David Duchovny— Miss Subways: A Novel (2018, Farrar, Straus and Giroux, $26.00 U.S.) Purchase this book (Amazon)
It’s easy to write off David Duchovny one of a number of celebrities who fancies him or herself as a novelist. However, the guy is no stranger to the world of fiction. His college education is steeped in English Literature and poetry, he received a terminal M.A. in the same field while working on a Ph.D. — but ditched completing the degree while working on his doctoral dissertation. Does that make him more qualified than his acting contemporaries to write long-form fiction? Not really. Indeed, it’s possible that having a deep knowledge of English Lit may somewhat hamper his ability to tell a good story. While that’s not entirely the case with his third novel, Miss Subways, Duchovny does take extended detours in his story with long expositions and pontifications on philosophical and religious questions — which does muddy the waters of a good yarn.
The story veers into the realm of science fiction with its lead character, Emer Gunnels, facing a choice: save the one she loves from a horrible death by sacrificing her relationship and never seeing her soul mate again, or watch him die. It’s kind of a Hobson’s Choice (i.e., taking what is available or nothing at all) as both will leave Emer alone and pining for love. Where does this strange choice come from? Well — and this is where the novel takes a strange turn — Emer is confronted in her apartment by a Celtic fairy (not a leprechaun) named Sid who shows her on his phone video of Emer’s boyfriend, Con, and the grisly fate that awaits him. The video shows what could be if Emer lets him die, and also shows what could be if she makes the choice to leave him and never cross paths again. She chooses a loveless existence where she and her boyfriend — known as Con, but whose real name is Cuchulain Constance — live apart in an alternate reality. The bulk of the novel is exploring the nature of love (as it transcends space-time), mythological creatures who live in our world, and a heaping helping of pop culture references that are very funny at times.

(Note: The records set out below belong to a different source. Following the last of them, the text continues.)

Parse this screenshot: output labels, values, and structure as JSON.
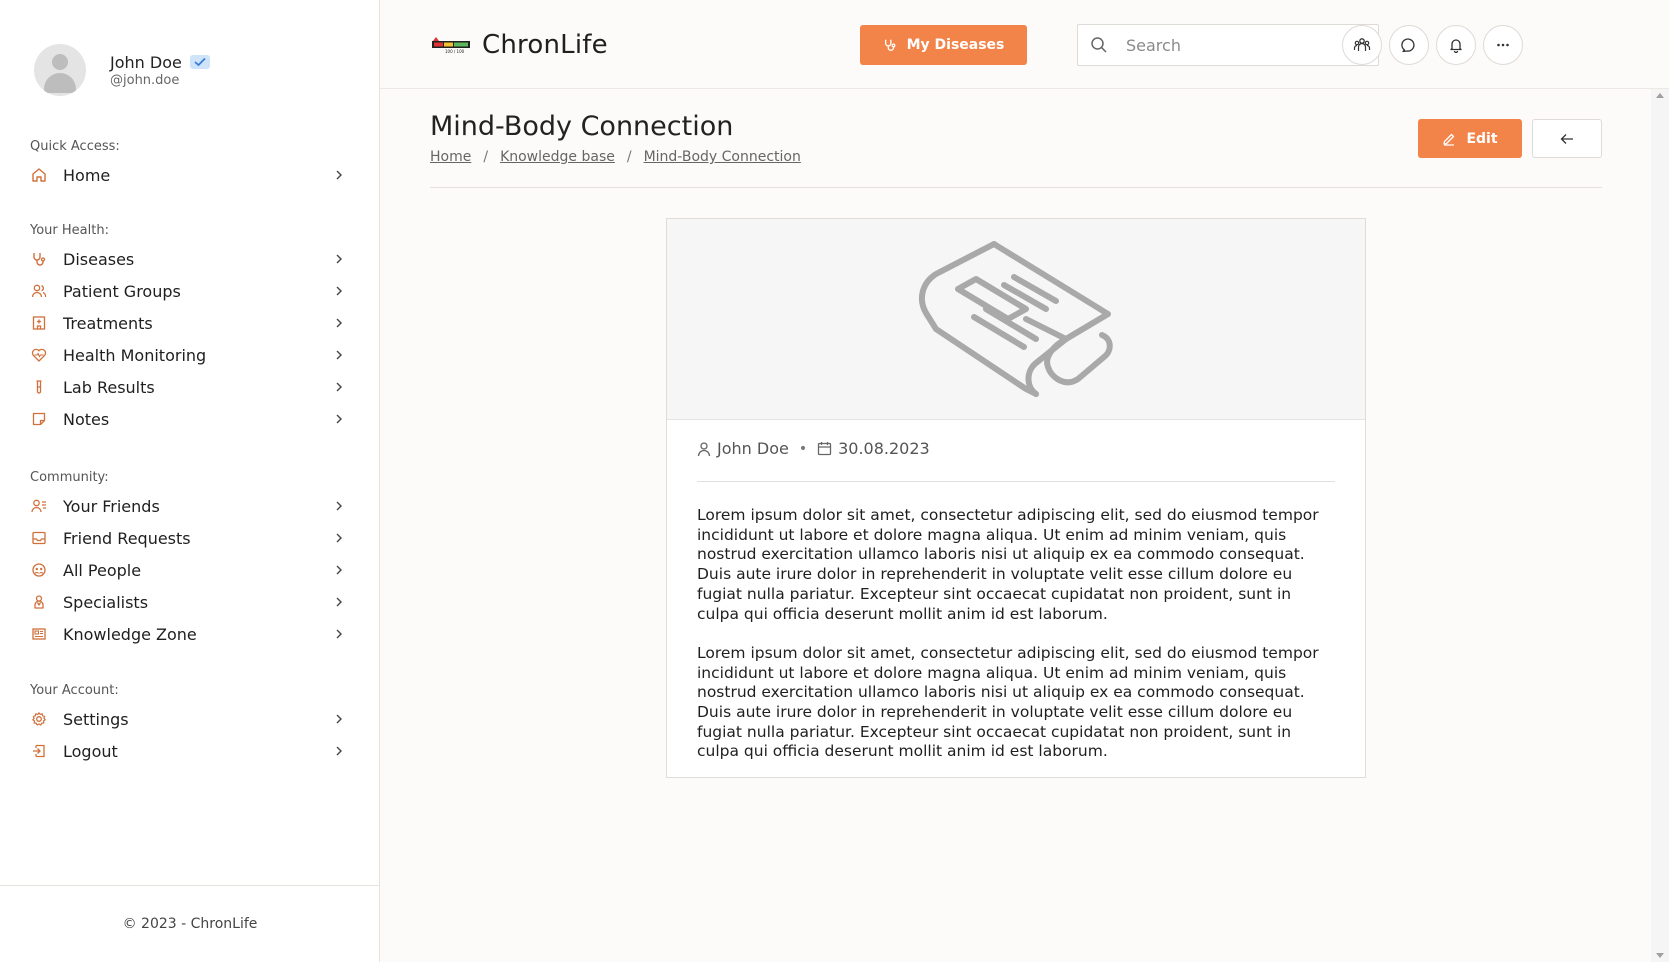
{
  "user": {
    "name": "John Doe",
    "handle": "@john.doe"
  },
  "sidebar": {
    "sections": [
      {
        "title": "Quick Access:",
        "items": [
          {
            "label": "Home",
            "icon": "home-icon"
          }
        ]
      },
      {
        "title": "Your Health:",
        "items": [
          {
            "label": "Diseases",
            "icon": "stethoscope-icon"
          },
          {
            "label": "Patient Groups",
            "icon": "users-icon"
          },
          {
            "label": "Treatments",
            "icon": "hospital-icon"
          },
          {
            "label": "Health Monitoring",
            "icon": "heart-pulse-icon"
          },
          {
            "label": "Lab Results",
            "icon": "test-tube-icon"
          },
          {
            "label": "Notes",
            "icon": "note-icon"
          }
        ]
      },
      {
        "title": "Community:",
        "items": [
          {
            "label": "Your Friends",
            "icon": "user-list-icon"
          },
          {
            "label": "Friend Requests",
            "icon": "inbox-icon"
          },
          {
            "label": "All People",
            "icon": "globe-people-icon"
          },
          {
            "label": "Specialists",
            "icon": "specialist-icon"
          },
          {
            "label": "Knowledge Zone",
            "icon": "newspaper-icon"
          }
        ]
      },
      {
        "title": "Your Account:",
        "items": [
          {
            "label": "Settings",
            "icon": "gear-icon"
          },
          {
            "label": "Logout",
            "icon": "logout-icon"
          }
        ]
      }
    ],
    "footer": "© 2023 - ChronLife"
  },
  "header": {
    "logo_text": "ChronLife",
    "logo_badge": "100 / 100",
    "my_diseases_label": "My Diseases",
    "search_placeholder": "Search"
  },
  "page": {
    "title": "Mind-Body Connection",
    "breadcrumb": [
      "Home",
      "Knowledge base",
      "Mind-Body Connection"
    ],
    "edit_label": "Edit"
  },
  "article": {
    "author": "John Doe",
    "date": "30.08.2023",
    "paragraphs": [
      "Lorem ipsum dolor sit amet, consectetur adipiscing elit, sed do eiusmod tempor incididunt ut labore et dolore magna aliqua. Ut enim ad minim veniam, quis nostrud exercitation ullamco laboris nisi ut aliquip ex ea commodo consequat. Duis aute irure dolor in reprehenderit in voluptate velit esse cillum dolore eu fugiat nulla pariatur. Excepteur sint occaecat cupidatat non proident, sunt in culpa qui officia deserunt mollit anim id est laborum.",
      "Lorem ipsum dolor sit amet, consectetur adipiscing elit, sed do eiusmod tempor incididunt ut labore et dolore magna aliqua. Ut enim ad minim veniam, quis nostrud exercitation ullamco laboris nisi ut aliquip ex ea commodo consequat. Duis aute irure dolor in reprehenderit in voluptate velit esse cillum dolore eu fugiat nulla pariatur. Excepteur sint occaecat cupidatat non proident, sunt in culpa qui officia deserunt mollit anim id est laborum."
    ]
  },
  "colors": {
    "accent": "#f2844a",
    "icon": "#d0703a"
  }
}
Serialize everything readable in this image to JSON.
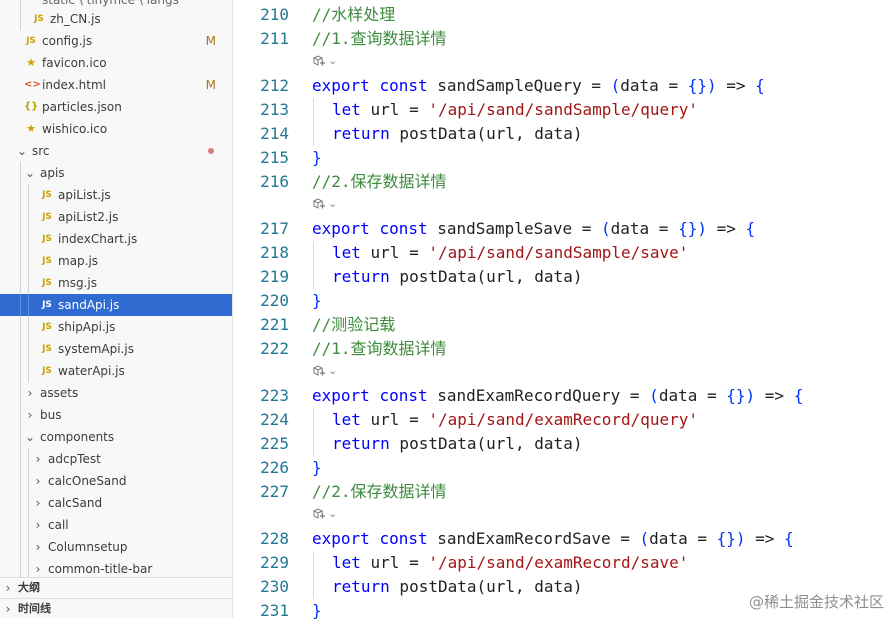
{
  "explorer": {
    "top_partial": "static \\ tinymce \\ langs",
    "items": [
      {
        "name": "zh_CN.js",
        "icon": "js"
      },
      {
        "name": "config.js",
        "icon": "js",
        "badge": "M"
      },
      {
        "name": "favicon.ico",
        "icon": "star"
      },
      {
        "name": "index.html",
        "icon": "html",
        "badge": "M"
      },
      {
        "name": "particles.json",
        "icon": "json"
      },
      {
        "name": "wishico.ico",
        "icon": "star"
      },
      {
        "name": "src",
        "icon": "folder-open"
      },
      {
        "name": "apis",
        "icon": "folder-open"
      },
      {
        "name": "apiList.js",
        "icon": "js"
      },
      {
        "name": "apiList2.js",
        "icon": "js"
      },
      {
        "name": "indexChart.js",
        "icon": "js"
      },
      {
        "name": "map.js",
        "icon": "js"
      },
      {
        "name": "msg.js",
        "icon": "js"
      },
      {
        "name": "sandApi.js",
        "icon": "js",
        "selected": true
      },
      {
        "name": "shipApi.js",
        "icon": "js"
      },
      {
        "name": "systemApi.js",
        "icon": "js"
      },
      {
        "name": "waterApi.js",
        "icon": "js"
      },
      {
        "name": "assets",
        "icon": "folder"
      },
      {
        "name": "bus",
        "icon": "folder"
      },
      {
        "name": "components",
        "icon": "folder-open"
      },
      {
        "name": "adcpTest",
        "icon": "folder"
      },
      {
        "name": "calcOneSand",
        "icon": "folder"
      },
      {
        "name": "calcSand",
        "icon": "folder"
      },
      {
        "name": "call",
        "icon": "folder"
      },
      {
        "name": "Columnsetup",
        "icon": "folder"
      },
      {
        "name": "common-title-bar",
        "icon": "folder"
      }
    ],
    "js_icon_text": "JS",
    "html_icon_text": "<>",
    "json_icon_text": "{}",
    "star_icon_text": "★",
    "badge_text": "M",
    "panels": [
      {
        "label": "大纲"
      },
      {
        "label": "时间线"
      }
    ],
    "colors": {
      "selected_bg": "#2f6bd1",
      "modified": "#a8741a",
      "js": "#c9a400"
    }
  },
  "editor": {
    "lines": [
      {
        "n": "210",
        "parts": [
          [
            "cmt",
            "//水样处理"
          ]
        ]
      },
      {
        "n": "211",
        "parts": [
          [
            "cmt",
            "//1.查询数据详情"
          ]
        ],
        "lens": true
      },
      {
        "n": "212",
        "parts": [
          [
            "kw",
            "export"
          ],
          [
            "punc",
            " "
          ],
          [
            "kw",
            "const"
          ],
          [
            "punc",
            " sandSampleQuery = "
          ],
          [
            "brace",
            "("
          ],
          [
            "punc",
            "data = "
          ],
          [
            "brace",
            "{}"
          ],
          [
            "brace",
            ")"
          ],
          [
            "punc",
            " => "
          ],
          [
            "brace",
            "{"
          ]
        ]
      },
      {
        "n": "213",
        "indent": true,
        "parts": [
          [
            "kw",
            "let"
          ],
          [
            "punc",
            " url = "
          ],
          [
            "str",
            "'/api/sand/sandSample/query'"
          ]
        ]
      },
      {
        "n": "214",
        "indent": true,
        "parts": [
          [
            "kw",
            "return"
          ],
          [
            "punc",
            " postData(url, data)"
          ]
        ]
      },
      {
        "n": "215",
        "parts": [
          [
            "brace",
            "}"
          ]
        ]
      },
      {
        "n": "216",
        "parts": [
          [
            "cmt",
            "//2.保存数据详情"
          ]
        ],
        "lens": true
      },
      {
        "n": "217",
        "parts": [
          [
            "kw",
            "export"
          ],
          [
            "punc",
            " "
          ],
          [
            "kw",
            "const"
          ],
          [
            "punc",
            " sandSampleSave = "
          ],
          [
            "brace",
            "("
          ],
          [
            "punc",
            "data = "
          ],
          [
            "brace",
            "{}"
          ],
          [
            "brace",
            ")"
          ],
          [
            "punc",
            " => "
          ],
          [
            "brace",
            "{"
          ]
        ]
      },
      {
        "n": "218",
        "indent": true,
        "parts": [
          [
            "kw",
            "let"
          ],
          [
            "punc",
            " url = "
          ],
          [
            "str",
            "'/api/sand/sandSample/save'"
          ]
        ]
      },
      {
        "n": "219",
        "indent": true,
        "parts": [
          [
            "kw",
            "return"
          ],
          [
            "punc",
            " postData(url, data)"
          ]
        ]
      },
      {
        "n": "220",
        "parts": [
          [
            "brace",
            "}"
          ]
        ]
      },
      {
        "n": "221",
        "parts": [
          [
            "cmt",
            "//测验记载"
          ]
        ]
      },
      {
        "n": "222",
        "parts": [
          [
            "cmt",
            "//1.查询数据详情"
          ]
        ],
        "lens": true
      },
      {
        "n": "223",
        "parts": [
          [
            "kw",
            "export"
          ],
          [
            "punc",
            " "
          ],
          [
            "kw",
            "const"
          ],
          [
            "punc",
            " sandExamRecordQuery = "
          ],
          [
            "brace",
            "("
          ],
          [
            "punc",
            "data = "
          ],
          [
            "brace",
            "{}"
          ],
          [
            "brace",
            ")"
          ],
          [
            "punc",
            " => "
          ],
          [
            "brace",
            "{"
          ]
        ]
      },
      {
        "n": "224",
        "indent": true,
        "parts": [
          [
            "kw",
            "let"
          ],
          [
            "punc",
            " url = "
          ],
          [
            "str",
            "'/api/sand/examRecord/query'"
          ]
        ]
      },
      {
        "n": "225",
        "indent": true,
        "parts": [
          [
            "kw",
            "return"
          ],
          [
            "punc",
            " postData(url, data)"
          ]
        ]
      },
      {
        "n": "226",
        "parts": [
          [
            "brace",
            "}"
          ]
        ]
      },
      {
        "n": "227",
        "parts": [
          [
            "cmt",
            "//2.保存数据详情"
          ]
        ],
        "lens": true
      },
      {
        "n": "228",
        "parts": [
          [
            "kw",
            "export"
          ],
          [
            "punc",
            " "
          ],
          [
            "kw",
            "const"
          ],
          [
            "punc",
            " sandExamRecordSave = "
          ],
          [
            "brace",
            "("
          ],
          [
            "punc",
            "data = "
          ],
          [
            "brace",
            "{}"
          ],
          [
            "brace",
            ")"
          ],
          [
            "punc",
            " => "
          ],
          [
            "brace",
            "{"
          ]
        ]
      },
      {
        "n": "229",
        "indent": true,
        "parts": [
          [
            "kw",
            "let"
          ],
          [
            "punc",
            " url = "
          ],
          [
            "str",
            "'/api/sand/examRecord/save'"
          ]
        ]
      },
      {
        "n": "230",
        "indent": true,
        "parts": [
          [
            "kw",
            "return"
          ],
          [
            "punc",
            " postData(url, data)"
          ]
        ]
      },
      {
        "n": "231",
        "parts": [
          [
            "brace",
            "}"
          ]
        ]
      }
    ],
    "colors": {
      "comment": "#3d8b3d",
      "keyword": "#0000ff",
      "string": "#a31515",
      "line_number": "#237893"
    }
  },
  "watermark": "@稀土掘金技术社区"
}
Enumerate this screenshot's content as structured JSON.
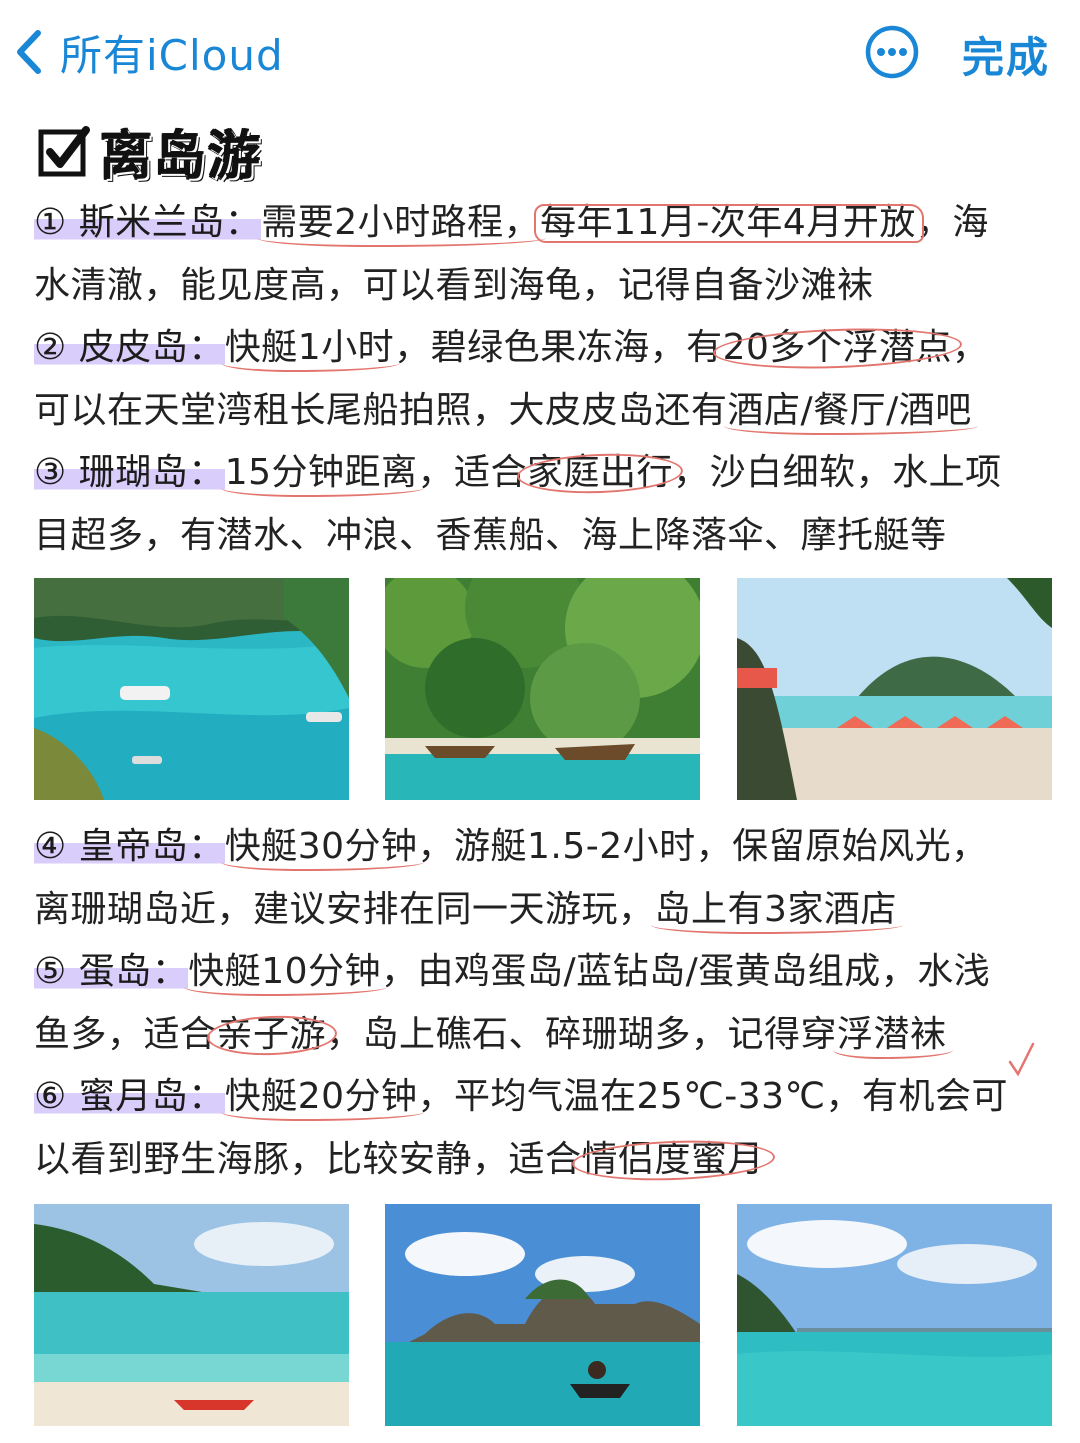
{
  "nav": {
    "back_label": "所有iCloud",
    "done_label": "完成"
  },
  "note": {
    "title": "离岛游",
    "sections": [
      {
        "lines": [
          [
            "① 斯米兰岛：",
            "需要2小时路程，",
            "每年11月-次年4月开放",
            "，海"
          ],
          [
            "水清澈，能见度高，可以看到海龟，记得自备沙滩袜"
          ]
        ]
      },
      {
        "lines": [
          [
            "② 皮皮岛：",
            "快艇1小时",
            "，碧绿色果冻海，有",
            "20多个浮潜点",
            "，"
          ],
          [
            "可以在天堂湾租长尾船拍照，大皮皮岛还有",
            "酒店/餐厅/酒吧"
          ]
        ]
      },
      {
        "lines": [
          [
            "③ 珊瑚岛：",
            "15分钟距离",
            "，适合",
            "家庭出行",
            "，沙白细软，水上项"
          ],
          [
            "目超多，有潜水、冲浪、香蕉船、海上降落伞、摩托艇等"
          ]
        ]
      },
      {
        "lines": [
          [
            "④ 皇帝岛：",
            "快艇30分钟",
            "，游艇1.5-2小时，保留原始风光，"
          ],
          [
            "离珊瑚岛近，建议安排在同一天游玩，",
            "岛上有3家酒店"
          ]
        ]
      },
      {
        "lines": [
          [
            "⑤ 蛋岛：",
            "快艇10分钟",
            "，由鸡蛋岛/蓝钻岛/蛋黄岛组成，水浅"
          ],
          [
            "鱼多，适合",
            "亲子游",
            "，岛上礁石、碎珊瑚多，记得穿",
            "浮潜袜"
          ]
        ]
      },
      {
        "lines": [
          [
            "⑥ 蜜月岛：",
            "快艇20分钟",
            "，平均气温在25℃-33℃，有机会可"
          ],
          [
            "以看到野生海豚，比较安静，适合",
            "情侣度蜜月"
          ]
        ]
      }
    ]
  },
  "icons": {
    "back": "chevron-left-icon",
    "more": "ellipsis-circle-icon",
    "heading": "checkbox-checked-icon"
  },
  "colors": {
    "accent": "#1a87d6",
    "highlight": "#d9cdfb",
    "annotation": "#e2766f"
  }
}
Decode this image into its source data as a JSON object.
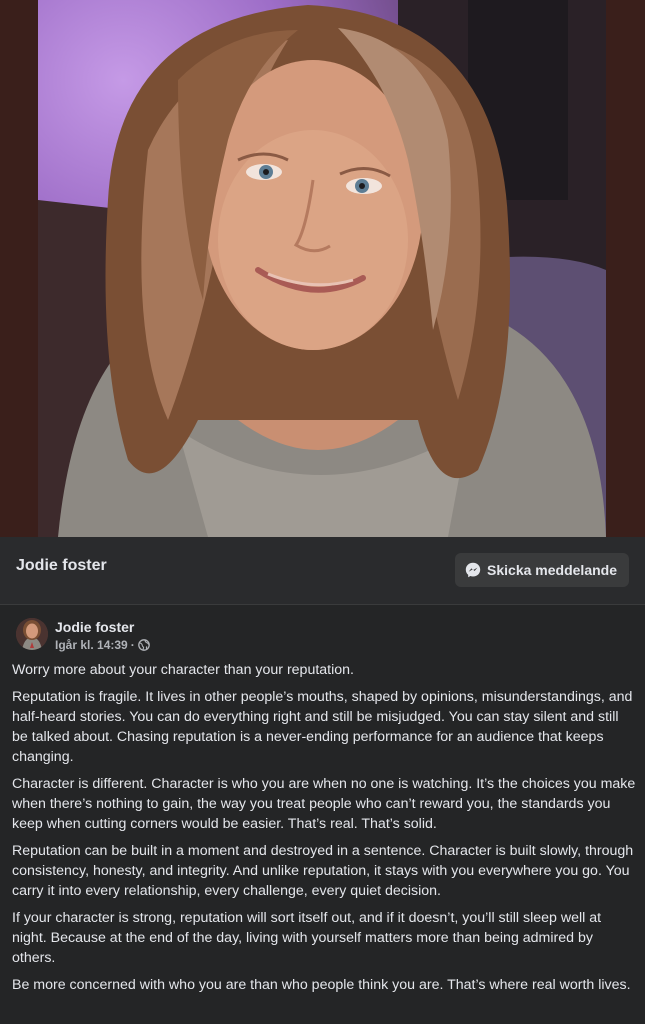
{
  "photo": {
    "alt": ""
  },
  "profile": {
    "name": "Jodie foster",
    "message_button_label": "Skicka meddelande",
    "message_icon": "messenger-icon"
  },
  "post": {
    "author": "Jodie foster",
    "timestamp": "Igår kl. 14:39",
    "audience_icon": "globe-icon",
    "paragraphs": [
      "Worry more about your character than your reputation.",
      "Reputation is fragile. It lives in other people’s mouths, shaped by opinions, misunderstandings, and half-heard stories. You can do everything right and still be misjudged. You can stay silent and still be talked about. Chasing reputation is a never-ending performance for an audience that keeps changing.",
      "Character is different. Character is who you are when no one is watching. It’s the choices you make when there’s nothing to gain, the way you treat people who can’t reward you, the standards you keep when cutting corners would be easier. That’s real. That’s solid.",
      "Reputation can be built in a moment and destroyed in a sentence. Character is built slowly, through consistency, honesty, and integrity. And unlike reputation, it stays with you everywhere you go. You carry it into every relationship, every challenge, every quiet decision.",
      "If your character is strong, reputation will sort itself out, and if it doesn’t, you’ll still sleep well at night. Because at the end of the day, living with yourself matters more than being admired by others.",
      "Be more concerned with who you are than who people think you are. That’s where real worth lives."
    ]
  },
  "colors": {
    "background": "#242526",
    "button": "#3a3b3c",
    "text": "#e4e6eb",
    "secondary_text": "#b0b3b8"
  }
}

Duchovny is a competent writer who really shines when his sardonic, pop-culture laced quips take front and center. I’m not sure if people outside late Baby Boomers and Gen X’ers will find the references Duchovny weaves into the dialog funny, but they certainly made me chuckle at times. Alas, those moments were few and far between in the novel, and that’s a shame because Miss Subways had the potential to be a crazy and funny wild ride of a story. Instead, Duchovny’s detours into high-minded quotes and long disquisitions into the meaning of love and religion sacrificed a potentially compelling plot that made the novel more than a bit plodding.